_ASSIGNMENT:_
Set the records down again exactly, apart from any pictures in them.

*** Opening INFORMATION SHOWN ***

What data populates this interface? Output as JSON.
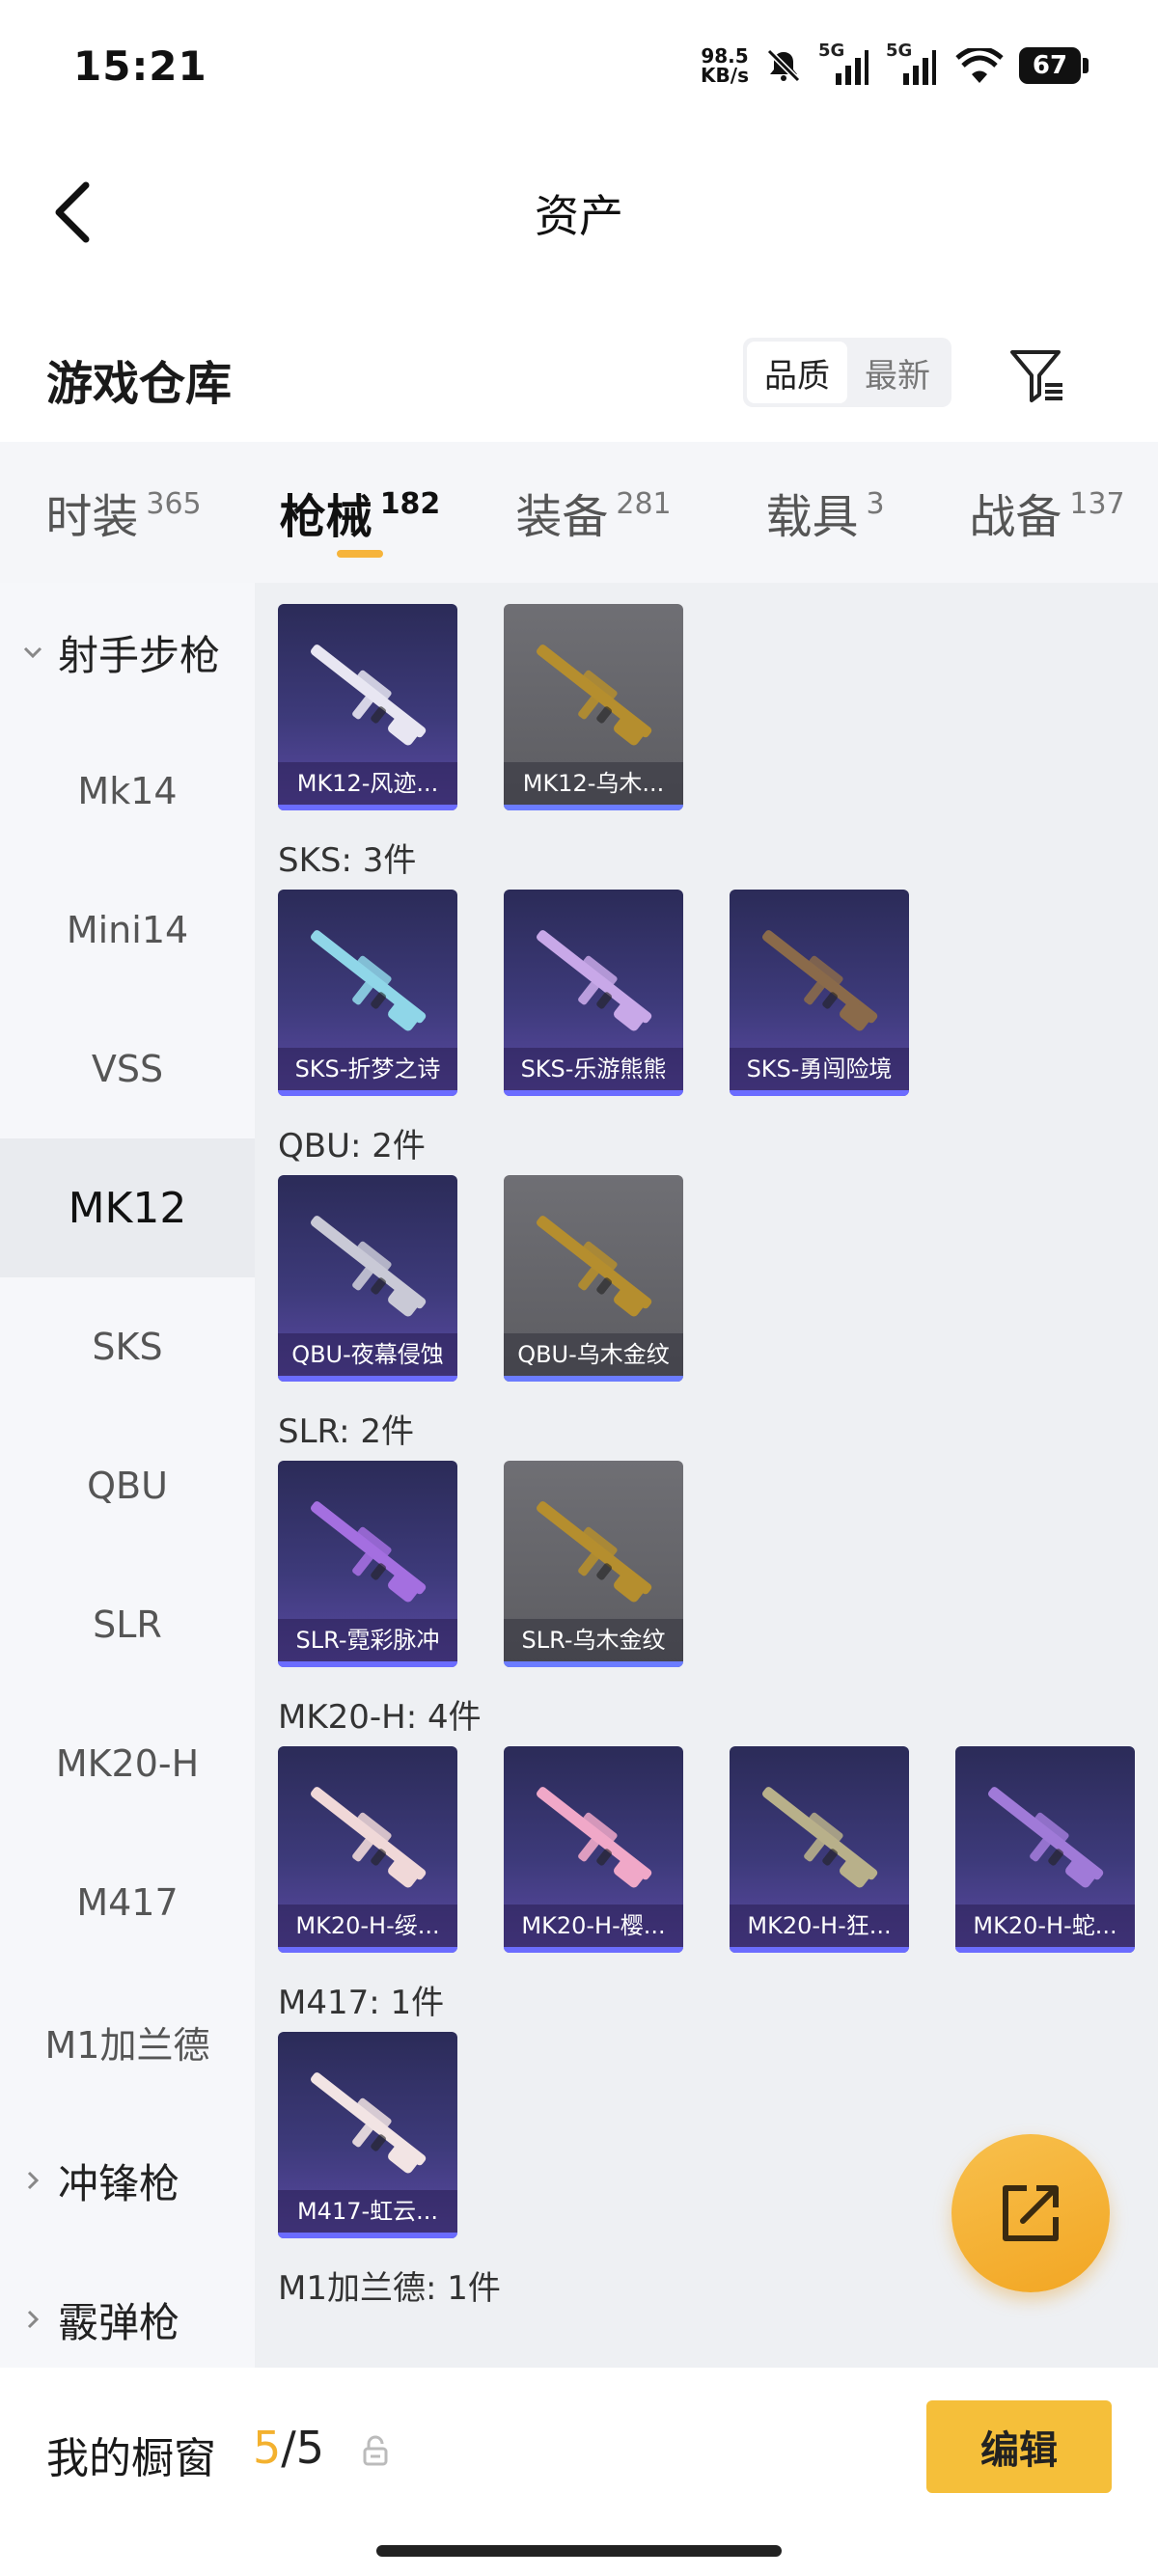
{
  "status_bar": {
    "time": "15:21",
    "speed_value": "98.5",
    "speed_unit": "KB/s",
    "signal1_label": "5G",
    "signal2_label": "5G",
    "battery": "67"
  },
  "header": {
    "title": "资产"
  },
  "warehouse": {
    "title": "游戏仓库",
    "sort_options": [
      {
        "label": "品质",
        "active": true
      },
      {
        "label": "最新",
        "active": false
      }
    ]
  },
  "tabs": [
    {
      "label": "时装",
      "count": "365",
      "active": false
    },
    {
      "label": "枪械",
      "count": "182",
      "active": true
    },
    {
      "label": "装备",
      "count": "281",
      "active": false
    },
    {
      "label": "载具",
      "count": "3",
      "active": false
    },
    {
      "label": "战备",
      "count": "137",
      "active": false
    }
  ],
  "sidebar": {
    "items": [
      {
        "label": "射手步枪",
        "type": "group-open"
      },
      {
        "label": "Mk14"
      },
      {
        "label": "Mini14"
      },
      {
        "label": "VSS"
      },
      {
        "label": "MK12",
        "active": true
      },
      {
        "label": "SKS"
      },
      {
        "label": "QBU"
      },
      {
        "label": "SLR"
      },
      {
        "label": "MK20-H"
      },
      {
        "label": "M417"
      },
      {
        "label": "M1加兰德"
      },
      {
        "label": "冲锋枪",
        "type": "group-closed"
      },
      {
        "label": "霰弹枪",
        "type": "group-closed"
      }
    ]
  },
  "content": {
    "sections": [
      {
        "label": "",
        "items": [
          {
            "name": "MK12-风迹...",
            "style": "purple",
            "color": "#e8e6f2"
          },
          {
            "name": "MK12-乌木...",
            "style": "gray",
            "color": "#b58e2e"
          }
        ]
      },
      {
        "label": "SKS: 3件",
        "items": [
          {
            "name": "SKS-折梦之诗",
            "style": "purple",
            "color": "#8fd6e8"
          },
          {
            "name": "SKS-乐游熊熊",
            "style": "purple",
            "color": "#c8a8e8"
          },
          {
            "name": "SKS-勇闯险境",
            "style": "purple",
            "color": "#8a6a4a"
          }
        ]
      },
      {
        "label": "QBU: 2件",
        "items": [
          {
            "name": "QBU-夜幕侵蚀",
            "style": "purple",
            "color": "#c9c9d6"
          },
          {
            "name": "QBU-乌木金纹",
            "style": "gray",
            "color": "#b58e2e"
          }
        ]
      },
      {
        "label": "SLR: 2件",
        "items": [
          {
            "name": "SLR-霓彩脉冲",
            "style": "purple",
            "color": "#a46fe0"
          },
          {
            "name": "SLR-乌木金纹",
            "style": "gray",
            "color": "#b58e2e"
          }
        ]
      },
      {
        "label": "MK20-H: 4件",
        "items": [
          {
            "name": "MK20-H-绥...",
            "style": "purple",
            "color": "#f0d8d8"
          },
          {
            "name": "MK20-H-樱...",
            "style": "purple",
            "color": "#f0a8c8"
          },
          {
            "name": "MK20-H-狂...",
            "style": "purple",
            "color": "#b8b08a"
          },
          {
            "name": "MK20-H-蛇...",
            "style": "purple",
            "color": "#a07ad8"
          }
        ]
      },
      {
        "label": "M417: 1件",
        "items": [
          {
            "name": "M417-虹云...",
            "style": "purple",
            "color": "#f2e4e4"
          }
        ]
      },
      {
        "label": "M1加兰德: 1件",
        "items": []
      }
    ]
  },
  "footer": {
    "label": "我的橱窗",
    "count_current": "5",
    "count_sep": "/",
    "count_total": "5",
    "edit_label": "编辑"
  }
}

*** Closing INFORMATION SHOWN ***

_RESPONSE BOX:_
What data populates this interface? Output as JSON.
{
  "status_bar": {
    "time": "15:21",
    "speed_value": "98.5",
    "speed_unit": "KB/s",
    "signal1_label": "5G",
    "signal2_label": "5G",
    "battery": "67"
  },
  "header": {
    "title": "资产"
  },
  "warehouse": {
    "title": "游戏仓库",
    "sort_options": [
      {
        "label": "品质",
        "active": true
      },
      {
        "label": "最新",
        "active": false
      }
    ]
  },
  "tabs": [
    {
      "label": "时装",
      "count": "365",
      "active": false
    },
    {
      "label": "枪械",
      "count": "182",
      "active": true
    },
    {
      "label": "装备",
      "count": "281",
      "active": false
    },
    {
      "label": "载具",
      "count": "3",
      "active": false
    },
    {
      "label": "战备",
      "count": "137",
      "active": false
    }
  ],
  "sidebar": {
    "items": [
      {
        "label": "射手步枪",
        "type": "group-open"
      },
      {
        "label": "Mk14"
      },
      {
        "label": "Mini14"
      },
      {
        "label": "VSS"
      },
      {
        "label": "MK12",
        "active": true
      },
      {
        "label": "SKS"
      },
      {
        "label": "QBU"
      },
      {
        "label": "SLR"
      },
      {
        "label": "MK20-H"
      },
      {
        "label": "M417"
      },
      {
        "label": "M1加兰德"
      },
      {
        "label": "冲锋枪",
        "type": "group-closed"
      },
      {
        "label": "霰弹枪",
        "type": "group-closed"
      }
    ]
  },
  "content": {
    "sections": [
      {
        "label": "",
        "items": [
          {
            "name": "MK12-风迹...",
            "style": "purple",
            "color": "#e8e6f2"
          },
          {
            "name": "MK12-乌木...",
            "style": "gray",
            "color": "#b58e2e"
          }
        ]
      },
      {
        "label": "SKS: 3件",
        "items": [
          {
            "name": "SKS-折梦之诗",
            "style": "purple",
            "color": "#8fd6e8"
          },
          {
            "name": "SKS-乐游熊熊",
            "style": "purple",
            "color": "#c8a8e8"
          },
          {
            "name": "SKS-勇闯险境",
            "style": "purple",
            "color": "#8a6a4a"
          }
        ]
      },
      {
        "label": "QBU: 2件",
        "items": [
          {
            "name": "QBU-夜幕侵蚀",
            "style": "purple",
            "color": "#c9c9d6"
          },
          {
            "name": "QBU-乌木金纹",
            "style": "gray",
            "color": "#b58e2e"
          }
        ]
      },
      {
        "label": "SLR: 2件",
        "items": [
          {
            "name": "SLR-霓彩脉冲",
            "style": "purple",
            "color": "#a46fe0"
          },
          {
            "name": "SLR-乌木金纹",
            "style": "gray",
            "color": "#b58e2e"
          }
        ]
      },
      {
        "label": "MK20-H: 4件",
        "items": [
          {
            "name": "MK20-H-绥...",
            "style": "purple",
            "color": "#f0d8d8"
          },
          {
            "name": "MK20-H-樱...",
            "style": "purple",
            "color": "#f0a8c8"
          },
          {
            "name": "MK20-H-狂...",
            "style": "purple",
            "color": "#b8b08a"
          },
          {
            "name": "MK20-H-蛇...",
            "style": "purple",
            "color": "#a07ad8"
          }
        ]
      },
      {
        "label": "M417: 1件",
        "items": [
          {
            "name": "M417-虹云...",
            "style": "purple",
            "color": "#f2e4e4"
          }
        ]
      },
      {
        "label": "M1加兰德: 1件",
        "items": []
      }
    ]
  },
  "footer": {
    "label": "我的橱窗",
    "count_current": "5",
    "count_sep": "/",
    "count_total": "5",
    "edit_label": "编辑"
  }
}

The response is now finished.